[Stored dataset items]
BEGIN

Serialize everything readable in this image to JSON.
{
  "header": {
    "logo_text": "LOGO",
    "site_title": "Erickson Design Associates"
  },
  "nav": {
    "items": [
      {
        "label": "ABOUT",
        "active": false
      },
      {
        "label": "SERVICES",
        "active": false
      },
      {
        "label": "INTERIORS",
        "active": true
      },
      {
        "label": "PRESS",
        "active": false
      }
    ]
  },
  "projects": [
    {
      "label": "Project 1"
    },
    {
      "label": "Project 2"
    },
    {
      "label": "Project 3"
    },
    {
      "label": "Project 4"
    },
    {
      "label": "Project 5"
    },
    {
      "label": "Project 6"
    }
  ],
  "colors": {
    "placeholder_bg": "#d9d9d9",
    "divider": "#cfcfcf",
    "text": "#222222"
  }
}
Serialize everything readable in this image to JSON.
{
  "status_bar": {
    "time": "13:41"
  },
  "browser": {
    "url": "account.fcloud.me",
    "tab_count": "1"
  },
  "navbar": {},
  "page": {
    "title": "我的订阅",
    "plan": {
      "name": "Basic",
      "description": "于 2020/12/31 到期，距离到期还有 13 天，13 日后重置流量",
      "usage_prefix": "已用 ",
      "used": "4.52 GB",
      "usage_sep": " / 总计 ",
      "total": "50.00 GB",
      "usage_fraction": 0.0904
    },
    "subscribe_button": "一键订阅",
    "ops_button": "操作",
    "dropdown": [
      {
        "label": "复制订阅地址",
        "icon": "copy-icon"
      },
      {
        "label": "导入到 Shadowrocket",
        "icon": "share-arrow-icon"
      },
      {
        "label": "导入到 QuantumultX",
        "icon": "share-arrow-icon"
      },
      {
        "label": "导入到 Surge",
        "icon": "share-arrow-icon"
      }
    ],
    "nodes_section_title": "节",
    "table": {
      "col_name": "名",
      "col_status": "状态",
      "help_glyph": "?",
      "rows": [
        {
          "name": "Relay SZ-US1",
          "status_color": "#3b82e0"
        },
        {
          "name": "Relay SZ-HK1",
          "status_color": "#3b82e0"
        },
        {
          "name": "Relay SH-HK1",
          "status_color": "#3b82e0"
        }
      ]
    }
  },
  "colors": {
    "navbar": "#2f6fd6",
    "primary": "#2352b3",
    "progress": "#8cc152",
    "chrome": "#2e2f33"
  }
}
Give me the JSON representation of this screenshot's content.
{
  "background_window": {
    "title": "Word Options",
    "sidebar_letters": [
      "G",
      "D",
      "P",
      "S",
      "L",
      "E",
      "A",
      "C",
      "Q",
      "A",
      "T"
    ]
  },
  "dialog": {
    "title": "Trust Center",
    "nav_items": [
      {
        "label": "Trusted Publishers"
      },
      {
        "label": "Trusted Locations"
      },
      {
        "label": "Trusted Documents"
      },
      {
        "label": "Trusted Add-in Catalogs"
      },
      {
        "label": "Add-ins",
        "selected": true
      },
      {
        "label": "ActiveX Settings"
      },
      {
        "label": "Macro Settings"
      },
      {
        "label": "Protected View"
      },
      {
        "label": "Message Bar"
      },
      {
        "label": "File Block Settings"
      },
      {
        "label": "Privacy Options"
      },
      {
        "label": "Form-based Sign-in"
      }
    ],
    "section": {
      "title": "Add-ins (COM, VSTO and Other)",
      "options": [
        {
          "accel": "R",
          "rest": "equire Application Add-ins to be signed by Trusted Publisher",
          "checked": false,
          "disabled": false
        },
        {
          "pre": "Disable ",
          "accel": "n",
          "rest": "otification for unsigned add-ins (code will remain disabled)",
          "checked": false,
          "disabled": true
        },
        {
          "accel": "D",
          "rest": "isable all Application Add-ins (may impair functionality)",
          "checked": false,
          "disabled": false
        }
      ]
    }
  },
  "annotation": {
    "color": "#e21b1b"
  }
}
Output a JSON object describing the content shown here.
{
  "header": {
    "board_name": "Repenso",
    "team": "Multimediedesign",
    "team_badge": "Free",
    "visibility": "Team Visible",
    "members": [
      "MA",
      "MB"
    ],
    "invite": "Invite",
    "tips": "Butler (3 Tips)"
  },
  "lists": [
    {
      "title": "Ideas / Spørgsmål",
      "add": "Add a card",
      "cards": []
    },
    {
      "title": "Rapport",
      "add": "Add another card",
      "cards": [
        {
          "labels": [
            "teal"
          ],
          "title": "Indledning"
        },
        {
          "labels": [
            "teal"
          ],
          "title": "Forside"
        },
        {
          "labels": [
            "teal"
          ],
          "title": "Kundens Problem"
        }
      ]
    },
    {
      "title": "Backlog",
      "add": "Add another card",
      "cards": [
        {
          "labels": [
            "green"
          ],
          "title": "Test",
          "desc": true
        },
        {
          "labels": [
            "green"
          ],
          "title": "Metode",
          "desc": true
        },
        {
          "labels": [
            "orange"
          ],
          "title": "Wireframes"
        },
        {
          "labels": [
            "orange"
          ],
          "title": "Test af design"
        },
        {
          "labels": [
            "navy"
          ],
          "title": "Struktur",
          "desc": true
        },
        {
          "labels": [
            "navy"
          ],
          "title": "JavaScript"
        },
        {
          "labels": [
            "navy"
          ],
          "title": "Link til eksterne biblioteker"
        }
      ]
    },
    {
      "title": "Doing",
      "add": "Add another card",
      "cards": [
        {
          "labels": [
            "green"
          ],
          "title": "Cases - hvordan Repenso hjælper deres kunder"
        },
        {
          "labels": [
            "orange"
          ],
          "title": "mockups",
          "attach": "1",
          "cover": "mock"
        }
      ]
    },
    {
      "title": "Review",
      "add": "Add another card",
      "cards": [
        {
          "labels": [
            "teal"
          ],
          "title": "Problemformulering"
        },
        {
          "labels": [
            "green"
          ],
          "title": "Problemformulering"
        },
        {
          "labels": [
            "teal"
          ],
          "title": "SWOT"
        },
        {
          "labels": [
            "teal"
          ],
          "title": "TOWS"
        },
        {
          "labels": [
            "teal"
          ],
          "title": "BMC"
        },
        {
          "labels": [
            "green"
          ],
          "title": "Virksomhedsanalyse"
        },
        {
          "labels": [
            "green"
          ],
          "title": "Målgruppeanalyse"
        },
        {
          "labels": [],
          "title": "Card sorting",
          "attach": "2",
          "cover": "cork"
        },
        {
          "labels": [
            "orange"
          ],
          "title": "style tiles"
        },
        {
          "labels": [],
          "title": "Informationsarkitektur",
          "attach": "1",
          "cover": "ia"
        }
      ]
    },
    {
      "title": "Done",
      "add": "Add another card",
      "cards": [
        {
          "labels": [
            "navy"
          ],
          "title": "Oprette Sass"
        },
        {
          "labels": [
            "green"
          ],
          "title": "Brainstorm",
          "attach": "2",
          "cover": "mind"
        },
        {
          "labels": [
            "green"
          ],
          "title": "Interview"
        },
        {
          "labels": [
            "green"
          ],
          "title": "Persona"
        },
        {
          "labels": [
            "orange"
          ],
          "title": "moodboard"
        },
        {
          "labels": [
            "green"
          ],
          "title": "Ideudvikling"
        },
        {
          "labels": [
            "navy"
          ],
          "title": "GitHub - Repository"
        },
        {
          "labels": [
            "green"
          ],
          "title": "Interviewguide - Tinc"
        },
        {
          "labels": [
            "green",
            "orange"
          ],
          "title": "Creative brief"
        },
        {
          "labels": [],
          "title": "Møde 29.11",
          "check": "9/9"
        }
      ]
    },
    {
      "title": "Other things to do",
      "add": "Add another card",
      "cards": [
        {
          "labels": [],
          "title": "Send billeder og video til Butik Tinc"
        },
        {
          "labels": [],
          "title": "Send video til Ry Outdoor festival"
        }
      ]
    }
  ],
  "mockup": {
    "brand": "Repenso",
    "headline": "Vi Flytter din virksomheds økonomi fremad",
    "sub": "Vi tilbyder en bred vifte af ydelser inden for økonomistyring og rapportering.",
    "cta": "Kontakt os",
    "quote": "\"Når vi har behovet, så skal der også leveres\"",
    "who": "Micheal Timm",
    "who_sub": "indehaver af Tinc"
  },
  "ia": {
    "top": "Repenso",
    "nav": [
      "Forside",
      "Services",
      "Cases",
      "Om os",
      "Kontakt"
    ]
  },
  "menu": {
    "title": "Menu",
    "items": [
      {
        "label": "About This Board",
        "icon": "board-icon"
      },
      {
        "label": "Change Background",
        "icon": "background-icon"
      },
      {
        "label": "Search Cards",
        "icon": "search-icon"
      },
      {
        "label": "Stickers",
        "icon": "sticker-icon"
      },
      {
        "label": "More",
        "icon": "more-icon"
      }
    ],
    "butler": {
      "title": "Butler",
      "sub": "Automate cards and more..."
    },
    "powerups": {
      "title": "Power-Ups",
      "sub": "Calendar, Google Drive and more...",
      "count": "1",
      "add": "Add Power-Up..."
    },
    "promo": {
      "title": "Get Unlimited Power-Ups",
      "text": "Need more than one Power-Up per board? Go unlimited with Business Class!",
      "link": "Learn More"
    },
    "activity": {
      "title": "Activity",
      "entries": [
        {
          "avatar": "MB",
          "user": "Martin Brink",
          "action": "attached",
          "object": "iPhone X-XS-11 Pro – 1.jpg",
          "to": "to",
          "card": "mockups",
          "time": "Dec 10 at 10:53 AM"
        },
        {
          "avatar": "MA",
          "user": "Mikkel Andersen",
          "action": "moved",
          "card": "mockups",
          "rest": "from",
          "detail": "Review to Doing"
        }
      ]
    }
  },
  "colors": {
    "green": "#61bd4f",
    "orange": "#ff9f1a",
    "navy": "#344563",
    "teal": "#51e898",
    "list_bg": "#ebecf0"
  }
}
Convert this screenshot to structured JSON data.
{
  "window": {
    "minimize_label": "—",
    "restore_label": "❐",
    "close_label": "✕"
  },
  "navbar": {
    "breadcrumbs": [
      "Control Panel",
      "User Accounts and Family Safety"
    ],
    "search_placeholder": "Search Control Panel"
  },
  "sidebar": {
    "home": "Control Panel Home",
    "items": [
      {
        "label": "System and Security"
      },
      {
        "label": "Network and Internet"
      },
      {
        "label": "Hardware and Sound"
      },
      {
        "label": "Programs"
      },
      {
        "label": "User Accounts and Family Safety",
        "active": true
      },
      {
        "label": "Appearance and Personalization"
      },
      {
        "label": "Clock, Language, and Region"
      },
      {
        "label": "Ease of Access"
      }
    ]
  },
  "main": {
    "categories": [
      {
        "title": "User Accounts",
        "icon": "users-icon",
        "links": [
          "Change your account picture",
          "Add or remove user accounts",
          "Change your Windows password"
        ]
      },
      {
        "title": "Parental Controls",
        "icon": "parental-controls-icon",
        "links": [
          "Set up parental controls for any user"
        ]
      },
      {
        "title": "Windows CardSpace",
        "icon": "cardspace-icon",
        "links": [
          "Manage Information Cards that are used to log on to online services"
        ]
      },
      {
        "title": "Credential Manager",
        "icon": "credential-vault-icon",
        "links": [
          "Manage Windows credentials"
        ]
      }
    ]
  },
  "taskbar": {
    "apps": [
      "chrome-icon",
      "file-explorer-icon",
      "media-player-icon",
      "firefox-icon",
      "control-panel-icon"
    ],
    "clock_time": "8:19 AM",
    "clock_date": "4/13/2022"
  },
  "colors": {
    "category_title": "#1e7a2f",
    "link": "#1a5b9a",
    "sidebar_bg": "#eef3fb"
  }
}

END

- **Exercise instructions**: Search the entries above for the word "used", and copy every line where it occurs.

- **Problem solution**:
      "used": "4.52 GB",
          "Manage Information Cards that are used to log on to online services"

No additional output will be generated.